(Page and application data records)
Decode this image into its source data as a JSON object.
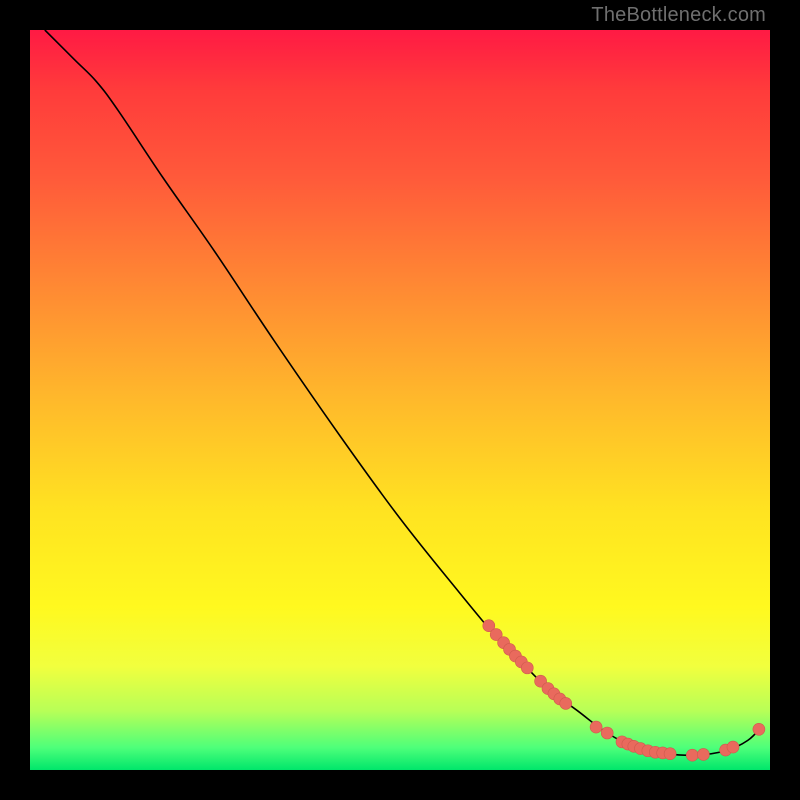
{
  "watermark": "TheBottleneck.com",
  "chart_data": {
    "type": "line",
    "title": "",
    "xlabel": "",
    "ylabel": "",
    "xlim": [
      0,
      100
    ],
    "ylim": [
      0,
      100
    ],
    "grid": false,
    "curve": [
      {
        "x": 2,
        "y": 100
      },
      {
        "x": 6,
        "y": 96
      },
      {
        "x": 9,
        "y": 93
      },
      {
        "x": 12,
        "y": 89
      },
      {
        "x": 18,
        "y": 80
      },
      {
        "x": 25,
        "y": 70
      },
      {
        "x": 33,
        "y": 58
      },
      {
        "x": 42,
        "y": 45
      },
      {
        "x": 50,
        "y": 34
      },
      {
        "x": 58,
        "y": 24
      },
      {
        "x": 63,
        "y": 18
      },
      {
        "x": 66,
        "y": 15
      },
      {
        "x": 70,
        "y": 11
      },
      {
        "x": 74,
        "y": 8
      },
      {
        "x": 78,
        "y": 5
      },
      {
        "x": 82,
        "y": 3
      },
      {
        "x": 86,
        "y": 2.2
      },
      {
        "x": 90,
        "y": 2
      },
      {
        "x": 94,
        "y": 2.6
      },
      {
        "x": 97,
        "y": 4
      },
      {
        "x": 99,
        "y": 6
      }
    ],
    "markers": [
      {
        "x": 62.0,
        "y": 19.5
      },
      {
        "x": 63.0,
        "y": 18.3
      },
      {
        "x": 64.0,
        "y": 17.2
      },
      {
        "x": 64.8,
        "y": 16.3
      },
      {
        "x": 65.6,
        "y": 15.4
      },
      {
        "x": 66.4,
        "y": 14.6
      },
      {
        "x": 67.2,
        "y": 13.8
      },
      {
        "x": 69.0,
        "y": 12.0
      },
      {
        "x": 70.0,
        "y": 11.0
      },
      {
        "x": 70.8,
        "y": 10.3
      },
      {
        "x": 71.6,
        "y": 9.6
      },
      {
        "x": 72.4,
        "y": 9.0
      },
      {
        "x": 76.5,
        "y": 5.8
      },
      {
        "x": 78.0,
        "y": 5.0
      },
      {
        "x": 80.0,
        "y": 3.8
      },
      {
        "x": 80.8,
        "y": 3.5
      },
      {
        "x": 81.6,
        "y": 3.2
      },
      {
        "x": 82.5,
        "y": 2.9
      },
      {
        "x": 83.5,
        "y": 2.6
      },
      {
        "x": 84.5,
        "y": 2.4
      },
      {
        "x": 85.5,
        "y": 2.3
      },
      {
        "x": 86.5,
        "y": 2.2
      },
      {
        "x": 89.5,
        "y": 2.0
      },
      {
        "x": 91.0,
        "y": 2.1
      },
      {
        "x": 94.0,
        "y": 2.7
      },
      {
        "x": 95.0,
        "y": 3.1
      },
      {
        "x": 98.5,
        "y": 5.5
      }
    ],
    "colors": {
      "curve": "#000000",
      "marker": "#e96a5d"
    }
  }
}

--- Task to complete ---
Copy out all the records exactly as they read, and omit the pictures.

--- Result ---
Decode this image into its source data as a JSON object.
{
  "watermark": "TheBottleneck.com",
  "chart_data": {
    "type": "line",
    "title": "",
    "xlabel": "",
    "ylabel": "",
    "xlim": [
      0,
      100
    ],
    "ylim": [
      0,
      100
    ],
    "grid": false,
    "curve": [
      {
        "x": 2,
        "y": 100
      },
      {
        "x": 6,
        "y": 96
      },
      {
        "x": 9,
        "y": 93
      },
      {
        "x": 12,
        "y": 89
      },
      {
        "x": 18,
        "y": 80
      },
      {
        "x": 25,
        "y": 70
      },
      {
        "x": 33,
        "y": 58
      },
      {
        "x": 42,
        "y": 45
      },
      {
        "x": 50,
        "y": 34
      },
      {
        "x": 58,
        "y": 24
      },
      {
        "x": 63,
        "y": 18
      },
      {
        "x": 66,
        "y": 15
      },
      {
        "x": 70,
        "y": 11
      },
      {
        "x": 74,
        "y": 8
      },
      {
        "x": 78,
        "y": 5
      },
      {
        "x": 82,
        "y": 3
      },
      {
        "x": 86,
        "y": 2.2
      },
      {
        "x": 90,
        "y": 2
      },
      {
        "x": 94,
        "y": 2.6
      },
      {
        "x": 97,
        "y": 4
      },
      {
        "x": 99,
        "y": 6
      }
    ],
    "markers": [
      {
        "x": 62.0,
        "y": 19.5
      },
      {
        "x": 63.0,
        "y": 18.3
      },
      {
        "x": 64.0,
        "y": 17.2
      },
      {
        "x": 64.8,
        "y": 16.3
      },
      {
        "x": 65.6,
        "y": 15.4
      },
      {
        "x": 66.4,
        "y": 14.6
      },
      {
        "x": 67.2,
        "y": 13.8
      },
      {
        "x": 69.0,
        "y": 12.0
      },
      {
        "x": 70.0,
        "y": 11.0
      },
      {
        "x": 70.8,
        "y": 10.3
      },
      {
        "x": 71.6,
        "y": 9.6
      },
      {
        "x": 72.4,
        "y": 9.0
      },
      {
        "x": 76.5,
        "y": 5.8
      },
      {
        "x": 78.0,
        "y": 5.0
      },
      {
        "x": 80.0,
        "y": 3.8
      },
      {
        "x": 80.8,
        "y": 3.5
      },
      {
        "x": 81.6,
        "y": 3.2
      },
      {
        "x": 82.5,
        "y": 2.9
      },
      {
        "x": 83.5,
        "y": 2.6
      },
      {
        "x": 84.5,
        "y": 2.4
      },
      {
        "x": 85.5,
        "y": 2.3
      },
      {
        "x": 86.5,
        "y": 2.2
      },
      {
        "x": 89.5,
        "y": 2.0
      },
      {
        "x": 91.0,
        "y": 2.1
      },
      {
        "x": 94.0,
        "y": 2.7
      },
      {
        "x": 95.0,
        "y": 3.1
      },
      {
        "x": 98.5,
        "y": 5.5
      }
    ],
    "colors": {
      "curve": "#000000",
      "marker": "#e96a5d"
    }
  }
}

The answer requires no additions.